• What to do
Reproduce all of the entries character for character, while leaving out any pictures they contain.

*** Extracted material Section Begins ***

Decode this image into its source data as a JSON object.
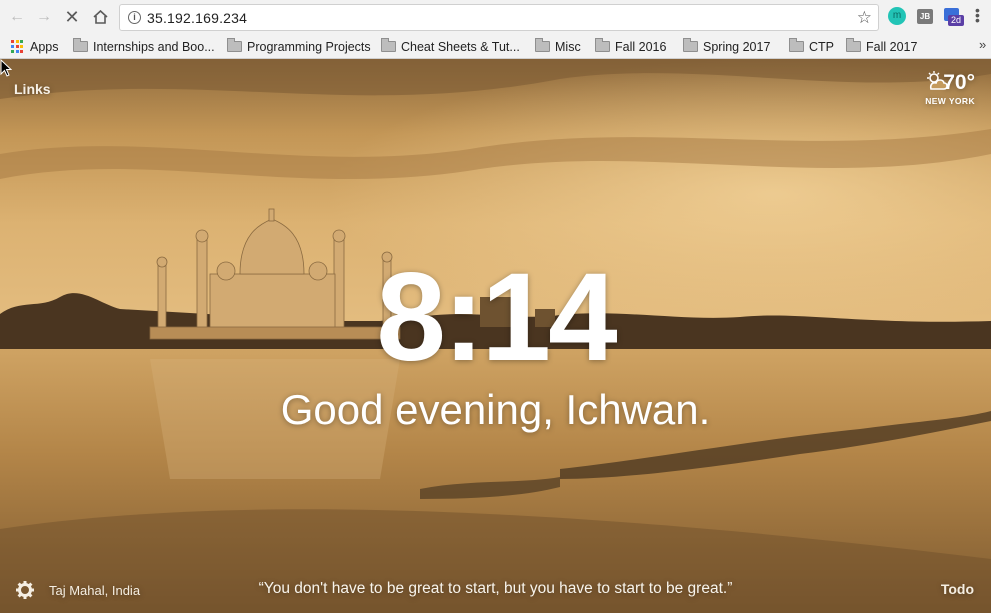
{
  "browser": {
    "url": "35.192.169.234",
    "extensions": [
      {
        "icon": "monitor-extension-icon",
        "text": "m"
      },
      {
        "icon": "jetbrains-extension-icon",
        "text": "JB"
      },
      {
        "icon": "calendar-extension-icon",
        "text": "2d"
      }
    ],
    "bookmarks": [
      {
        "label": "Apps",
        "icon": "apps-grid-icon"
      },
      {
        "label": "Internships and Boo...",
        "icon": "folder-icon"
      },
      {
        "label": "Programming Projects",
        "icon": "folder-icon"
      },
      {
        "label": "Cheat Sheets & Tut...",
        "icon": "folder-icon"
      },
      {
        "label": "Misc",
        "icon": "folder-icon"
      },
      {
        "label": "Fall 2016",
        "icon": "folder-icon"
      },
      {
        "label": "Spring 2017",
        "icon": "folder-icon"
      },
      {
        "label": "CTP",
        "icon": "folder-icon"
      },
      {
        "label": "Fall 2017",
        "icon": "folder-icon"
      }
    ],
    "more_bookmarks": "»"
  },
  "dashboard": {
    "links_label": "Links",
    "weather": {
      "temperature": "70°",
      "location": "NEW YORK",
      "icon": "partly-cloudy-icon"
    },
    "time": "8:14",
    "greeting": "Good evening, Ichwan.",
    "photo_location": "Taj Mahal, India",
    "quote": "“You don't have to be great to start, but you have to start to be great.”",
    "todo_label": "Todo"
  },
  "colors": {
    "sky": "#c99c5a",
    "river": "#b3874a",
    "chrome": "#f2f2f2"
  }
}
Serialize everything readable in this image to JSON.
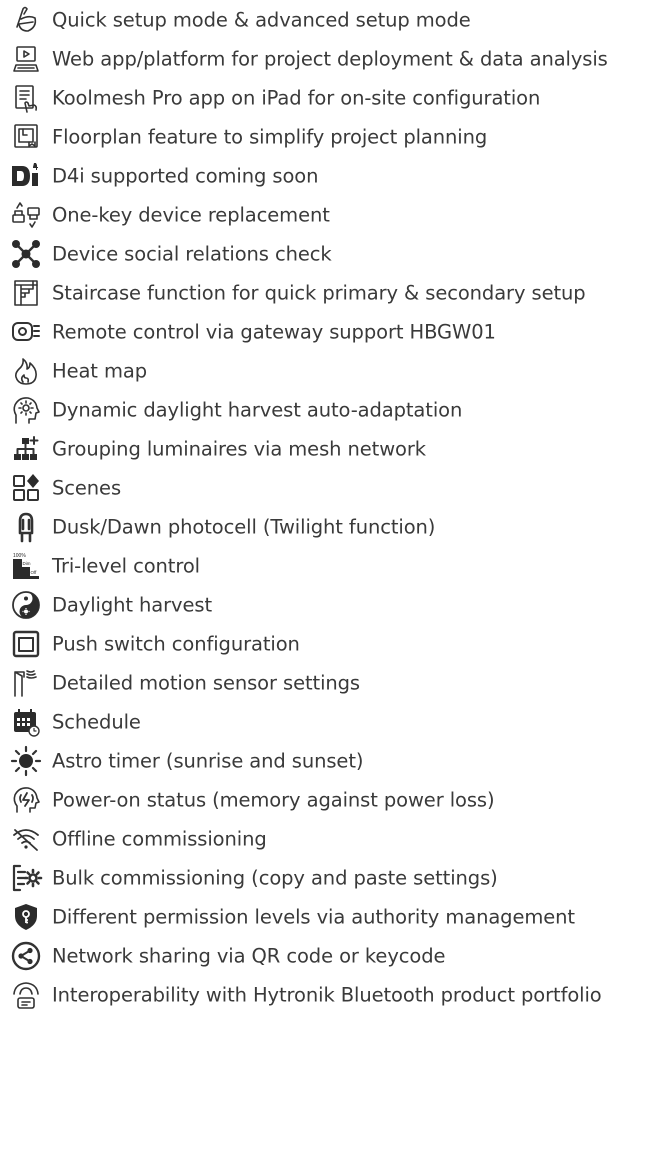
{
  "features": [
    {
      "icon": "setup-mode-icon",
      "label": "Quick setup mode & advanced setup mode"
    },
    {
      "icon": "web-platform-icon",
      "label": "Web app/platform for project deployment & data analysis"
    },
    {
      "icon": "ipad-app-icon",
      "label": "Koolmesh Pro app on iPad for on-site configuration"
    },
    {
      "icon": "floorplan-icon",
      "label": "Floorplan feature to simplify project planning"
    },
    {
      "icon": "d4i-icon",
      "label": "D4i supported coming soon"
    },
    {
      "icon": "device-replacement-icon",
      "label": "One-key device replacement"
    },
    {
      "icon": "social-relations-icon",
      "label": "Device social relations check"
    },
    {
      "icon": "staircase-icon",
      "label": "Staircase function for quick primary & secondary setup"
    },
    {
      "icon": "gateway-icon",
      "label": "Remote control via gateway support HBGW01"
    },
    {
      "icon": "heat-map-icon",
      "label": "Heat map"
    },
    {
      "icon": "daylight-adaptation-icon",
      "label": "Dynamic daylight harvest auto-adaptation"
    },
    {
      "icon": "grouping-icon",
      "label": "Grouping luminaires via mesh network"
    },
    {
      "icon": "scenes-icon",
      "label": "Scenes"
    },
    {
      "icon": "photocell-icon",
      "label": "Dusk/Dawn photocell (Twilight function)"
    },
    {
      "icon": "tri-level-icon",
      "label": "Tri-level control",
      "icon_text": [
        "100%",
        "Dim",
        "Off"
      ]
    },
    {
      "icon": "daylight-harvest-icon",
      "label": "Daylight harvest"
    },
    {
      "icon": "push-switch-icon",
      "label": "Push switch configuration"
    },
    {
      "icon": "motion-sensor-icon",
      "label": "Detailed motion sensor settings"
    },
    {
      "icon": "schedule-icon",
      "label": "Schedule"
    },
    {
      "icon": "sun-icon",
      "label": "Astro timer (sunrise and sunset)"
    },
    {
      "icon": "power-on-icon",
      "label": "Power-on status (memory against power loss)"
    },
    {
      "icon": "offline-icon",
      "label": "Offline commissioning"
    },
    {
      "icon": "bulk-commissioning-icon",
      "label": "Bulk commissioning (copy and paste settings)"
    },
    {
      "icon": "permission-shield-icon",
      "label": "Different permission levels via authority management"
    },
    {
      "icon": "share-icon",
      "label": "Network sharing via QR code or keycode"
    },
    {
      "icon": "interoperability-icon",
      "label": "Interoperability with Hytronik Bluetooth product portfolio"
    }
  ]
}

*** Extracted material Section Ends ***

• Solution
Decode this image into its source data as a JSON object.
{
  "browser": {
    "url": "35.192.169.234",
    "extensions": [
      {
        "icon": "monitor-extension-icon",
        "text": "m"
      },
      {
        "icon": "jetbrains-extension-icon",
        "text": "JB"
      },
      {
        "icon": "calendar-extension-icon",
        "text": "2d"
      }
    ],
    "bookmarks": [
      {
        "label": "Apps",
        "icon": "apps-grid-icon"
      },
      {
        "label": "Internships and Boo...",
        "icon": "folder-icon"
      },
      {
        "label": "Programming Projects",
        "icon": "folder-icon"
      },
      {
        "label": "Cheat Sheets & Tut...",
        "icon": "folder-icon"
      },
      {
        "label": "Misc",
        "icon": "folder-icon"
      },
      {
        "label": "Fall 2016",
        "icon": "folder-icon"
      },
      {
        "label": "Spring 2017",
        "icon": "folder-icon"
      },
      {
        "label": "CTP",
        "icon": "folder-icon"
      },
      {
        "label": "Fall 2017",
        "icon": "folder-icon"
      }
    ],
    "more_bookmarks": "»"
  },
  "dashboard": {
    "links_label": "Links",
    "weather": {
      "temperature": "70°",
      "location": "NEW YORK",
      "icon": "partly-cloudy-icon"
    },
    "time": "8:14",
    "greeting": "Good evening, Ichwan.",
    "photo_location": "Taj Mahal, India",
    "quote": "“You don't have to be great to start, but you have to start to be great.”",
    "todo_label": "Todo"
  },
  "colors": {
    "sky": "#c99c5a",
    "river": "#b3874a",
    "chrome": "#f2f2f2"
  }
}
Serialize everything readable in this image to JSON.
{
  "features": [
    {
      "icon": "setup-mode-icon",
      "label": "Quick setup mode & advanced setup mode"
    },
    {
      "icon": "web-platform-icon",
      "label": "Web app/platform for project deployment & data analysis"
    },
    {
      "icon": "ipad-app-icon",
      "label": "Koolmesh Pro app on iPad for on-site configuration"
    },
    {
      "icon": "floorplan-icon",
      "label": "Floorplan feature to simplify project planning"
    },
    {
      "icon": "d4i-icon",
      "label": "D4i supported coming soon"
    },
    {
      "icon": "device-replacement-icon",
      "label": "One-key device replacement"
    },
    {
      "icon": "social-relations-icon",
      "label": "Device social relations check"
    },
    {
      "icon": "staircase-icon",
      "label": "Staircase function for quick primary & secondary setup"
    },
    {
      "icon": "gateway-icon",
      "label": "Remote control via gateway support HBGW01"
    },
    {
      "icon": "heat-map-icon",
      "label": "Heat map"
    },
    {
      "icon": "daylight-adaptation-icon",
      "label": "Dynamic daylight harvest auto-adaptation"
    },
    {
      "icon": "grouping-icon",
      "label": "Grouping luminaires via mesh network"
    },
    {
      "icon": "scenes-icon",
      "label": "Scenes"
    },
    {
      "icon": "photocell-icon",
      "label": "Dusk/Dawn photocell (Twilight function)"
    },
    {
      "icon": "tri-level-icon",
      "label": "Tri-level control",
      "icon_text": [
        "100%",
        "Dim",
        "Off"
      ]
    },
    {
      "icon": "daylight-harvest-icon",
      "label": "Daylight harvest"
    },
    {
      "icon": "push-switch-icon",
      "label": "Push switch configuration"
    },
    {
      "icon": "motion-sensor-icon",
      "label": "Detailed motion sensor settings"
    },
    {
      "icon": "schedule-icon",
      "label": "Schedule"
    },
    {
      "icon": "sun-icon",
      "label": "Astro timer (sunrise and sunset)"
    },
    {
      "icon": "power-on-icon",
      "label": "Power-on status (memory against power loss)"
    },
    {
      "icon": "offline-icon",
      "label": "Offline commissioning"
    },
    {
      "icon": "bulk-commissioning-icon",
      "label": "Bulk commissioning (copy and paste settings)"
    },
    {
      "icon": "permission-shield-icon",
      "label": "Different permission levels via authority management"
    },
    {
      "icon": "share-icon",
      "label": "Network sharing via QR code or keycode"
    },
    {
      "icon": "interoperability-icon",
      "label": "Interoperability with Hytronik Bluetooth product portfolio"
    }
  ]
}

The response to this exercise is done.